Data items
Content starts

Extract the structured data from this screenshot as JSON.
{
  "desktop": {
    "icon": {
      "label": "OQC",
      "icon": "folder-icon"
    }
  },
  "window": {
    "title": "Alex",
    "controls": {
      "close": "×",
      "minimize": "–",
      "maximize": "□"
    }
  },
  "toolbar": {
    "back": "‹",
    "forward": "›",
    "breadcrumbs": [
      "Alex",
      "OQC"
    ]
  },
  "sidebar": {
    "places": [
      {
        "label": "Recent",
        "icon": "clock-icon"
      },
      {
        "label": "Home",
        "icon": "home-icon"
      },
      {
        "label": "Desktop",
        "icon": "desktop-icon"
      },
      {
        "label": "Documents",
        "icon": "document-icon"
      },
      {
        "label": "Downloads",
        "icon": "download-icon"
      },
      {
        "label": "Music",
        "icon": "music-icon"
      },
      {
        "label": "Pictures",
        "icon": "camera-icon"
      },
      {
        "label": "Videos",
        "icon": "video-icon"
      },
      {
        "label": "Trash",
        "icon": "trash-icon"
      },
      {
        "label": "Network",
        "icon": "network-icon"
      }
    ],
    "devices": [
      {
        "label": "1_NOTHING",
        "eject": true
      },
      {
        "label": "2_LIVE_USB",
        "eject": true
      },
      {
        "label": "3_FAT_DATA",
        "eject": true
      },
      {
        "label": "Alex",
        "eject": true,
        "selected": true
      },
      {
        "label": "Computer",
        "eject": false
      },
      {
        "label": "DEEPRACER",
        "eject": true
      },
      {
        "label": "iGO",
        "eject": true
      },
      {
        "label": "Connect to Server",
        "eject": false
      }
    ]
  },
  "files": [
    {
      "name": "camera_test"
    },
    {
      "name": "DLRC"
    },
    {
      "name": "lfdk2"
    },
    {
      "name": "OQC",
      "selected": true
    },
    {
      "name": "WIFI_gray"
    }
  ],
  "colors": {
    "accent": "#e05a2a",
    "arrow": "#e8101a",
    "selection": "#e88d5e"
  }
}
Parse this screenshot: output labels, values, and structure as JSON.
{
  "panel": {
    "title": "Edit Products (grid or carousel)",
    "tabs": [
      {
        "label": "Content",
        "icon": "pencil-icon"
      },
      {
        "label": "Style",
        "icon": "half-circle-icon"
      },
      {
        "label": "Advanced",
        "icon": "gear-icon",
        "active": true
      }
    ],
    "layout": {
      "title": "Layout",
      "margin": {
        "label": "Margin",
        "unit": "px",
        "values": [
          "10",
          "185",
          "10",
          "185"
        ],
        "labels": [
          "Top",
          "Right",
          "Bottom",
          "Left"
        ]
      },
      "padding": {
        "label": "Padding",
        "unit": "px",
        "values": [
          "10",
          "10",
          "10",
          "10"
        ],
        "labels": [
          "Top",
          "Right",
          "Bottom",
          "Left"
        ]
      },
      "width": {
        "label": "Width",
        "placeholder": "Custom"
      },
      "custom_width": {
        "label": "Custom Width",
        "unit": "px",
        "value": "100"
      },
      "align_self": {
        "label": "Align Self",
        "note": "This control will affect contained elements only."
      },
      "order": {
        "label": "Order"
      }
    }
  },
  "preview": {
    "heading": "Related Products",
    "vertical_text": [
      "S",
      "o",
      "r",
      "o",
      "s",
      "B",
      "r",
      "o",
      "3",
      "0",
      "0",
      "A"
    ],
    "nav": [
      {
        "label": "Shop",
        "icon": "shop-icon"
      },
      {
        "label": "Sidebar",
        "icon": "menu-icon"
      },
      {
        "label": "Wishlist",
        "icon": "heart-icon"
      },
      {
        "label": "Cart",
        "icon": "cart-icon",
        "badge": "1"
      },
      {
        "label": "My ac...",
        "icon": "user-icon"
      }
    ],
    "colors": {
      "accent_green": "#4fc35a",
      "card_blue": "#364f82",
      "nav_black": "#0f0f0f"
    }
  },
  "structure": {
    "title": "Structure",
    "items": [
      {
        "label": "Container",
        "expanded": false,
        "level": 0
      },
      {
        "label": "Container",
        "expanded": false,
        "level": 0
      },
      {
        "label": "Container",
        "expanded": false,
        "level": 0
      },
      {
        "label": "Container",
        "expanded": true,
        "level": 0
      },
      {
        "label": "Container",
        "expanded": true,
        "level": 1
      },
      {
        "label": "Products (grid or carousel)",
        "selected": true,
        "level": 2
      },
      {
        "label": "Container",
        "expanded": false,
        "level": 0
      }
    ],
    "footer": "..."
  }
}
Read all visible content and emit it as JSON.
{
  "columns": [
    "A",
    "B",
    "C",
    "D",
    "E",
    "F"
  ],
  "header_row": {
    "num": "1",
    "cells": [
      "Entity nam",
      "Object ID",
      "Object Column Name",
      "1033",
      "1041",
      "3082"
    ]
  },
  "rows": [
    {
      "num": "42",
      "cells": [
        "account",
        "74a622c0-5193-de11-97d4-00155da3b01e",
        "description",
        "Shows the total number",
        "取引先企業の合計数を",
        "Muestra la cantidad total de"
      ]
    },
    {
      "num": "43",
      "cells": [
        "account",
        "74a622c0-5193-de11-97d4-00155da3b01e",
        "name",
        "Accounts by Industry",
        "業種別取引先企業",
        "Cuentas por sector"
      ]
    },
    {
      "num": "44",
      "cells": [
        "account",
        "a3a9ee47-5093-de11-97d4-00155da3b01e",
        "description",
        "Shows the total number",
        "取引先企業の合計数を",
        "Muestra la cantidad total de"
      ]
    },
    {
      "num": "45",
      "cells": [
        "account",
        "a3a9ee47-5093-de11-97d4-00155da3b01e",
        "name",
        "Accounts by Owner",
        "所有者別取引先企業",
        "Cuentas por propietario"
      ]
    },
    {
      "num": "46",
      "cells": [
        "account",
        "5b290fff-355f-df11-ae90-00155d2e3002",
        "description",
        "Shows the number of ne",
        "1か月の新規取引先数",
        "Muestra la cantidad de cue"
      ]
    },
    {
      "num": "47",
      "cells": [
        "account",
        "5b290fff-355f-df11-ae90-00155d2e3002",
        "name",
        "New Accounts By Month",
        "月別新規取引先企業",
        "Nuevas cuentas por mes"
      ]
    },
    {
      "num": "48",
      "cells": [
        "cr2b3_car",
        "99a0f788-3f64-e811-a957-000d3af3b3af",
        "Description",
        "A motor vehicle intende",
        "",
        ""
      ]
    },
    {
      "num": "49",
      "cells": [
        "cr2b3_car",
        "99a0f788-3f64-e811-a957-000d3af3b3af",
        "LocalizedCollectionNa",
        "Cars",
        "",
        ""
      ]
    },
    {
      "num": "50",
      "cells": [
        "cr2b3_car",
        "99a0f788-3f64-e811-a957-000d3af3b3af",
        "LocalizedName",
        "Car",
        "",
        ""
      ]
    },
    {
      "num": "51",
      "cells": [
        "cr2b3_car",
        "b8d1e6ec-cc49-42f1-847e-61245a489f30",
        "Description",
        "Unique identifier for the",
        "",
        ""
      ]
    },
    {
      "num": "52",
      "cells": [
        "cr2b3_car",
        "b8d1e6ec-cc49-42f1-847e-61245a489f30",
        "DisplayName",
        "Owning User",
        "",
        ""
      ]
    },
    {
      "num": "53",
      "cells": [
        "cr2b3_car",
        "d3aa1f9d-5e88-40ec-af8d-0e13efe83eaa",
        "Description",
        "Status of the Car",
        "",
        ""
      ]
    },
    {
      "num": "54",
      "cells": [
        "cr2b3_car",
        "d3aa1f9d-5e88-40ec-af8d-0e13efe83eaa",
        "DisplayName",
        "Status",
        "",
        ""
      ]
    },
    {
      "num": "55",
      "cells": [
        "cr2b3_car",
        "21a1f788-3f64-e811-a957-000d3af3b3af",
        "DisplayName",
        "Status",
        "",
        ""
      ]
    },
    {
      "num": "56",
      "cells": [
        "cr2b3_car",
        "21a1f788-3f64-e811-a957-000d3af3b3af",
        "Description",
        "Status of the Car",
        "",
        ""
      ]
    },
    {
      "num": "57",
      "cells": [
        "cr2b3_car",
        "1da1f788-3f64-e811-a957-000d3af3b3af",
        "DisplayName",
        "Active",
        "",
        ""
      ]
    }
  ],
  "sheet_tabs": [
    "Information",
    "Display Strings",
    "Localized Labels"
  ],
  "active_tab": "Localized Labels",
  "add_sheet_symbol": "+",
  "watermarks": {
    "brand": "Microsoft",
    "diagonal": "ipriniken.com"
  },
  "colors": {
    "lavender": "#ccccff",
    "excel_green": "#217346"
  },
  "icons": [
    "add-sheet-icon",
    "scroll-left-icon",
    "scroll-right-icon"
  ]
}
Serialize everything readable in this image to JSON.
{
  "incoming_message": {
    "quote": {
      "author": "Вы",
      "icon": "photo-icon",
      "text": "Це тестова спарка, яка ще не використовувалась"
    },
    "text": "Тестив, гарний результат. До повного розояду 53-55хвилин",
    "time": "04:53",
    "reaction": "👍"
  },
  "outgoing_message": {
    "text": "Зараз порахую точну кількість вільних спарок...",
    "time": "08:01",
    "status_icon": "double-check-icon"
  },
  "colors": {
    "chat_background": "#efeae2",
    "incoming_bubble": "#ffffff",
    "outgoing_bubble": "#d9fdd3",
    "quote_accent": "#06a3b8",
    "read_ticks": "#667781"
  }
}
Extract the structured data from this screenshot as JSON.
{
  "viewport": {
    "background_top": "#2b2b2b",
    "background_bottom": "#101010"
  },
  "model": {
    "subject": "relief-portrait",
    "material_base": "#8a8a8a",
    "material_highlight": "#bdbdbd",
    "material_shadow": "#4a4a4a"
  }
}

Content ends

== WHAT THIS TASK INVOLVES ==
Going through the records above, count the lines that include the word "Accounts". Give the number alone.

== SOLUTION FOR THIS EXERCISE ==
3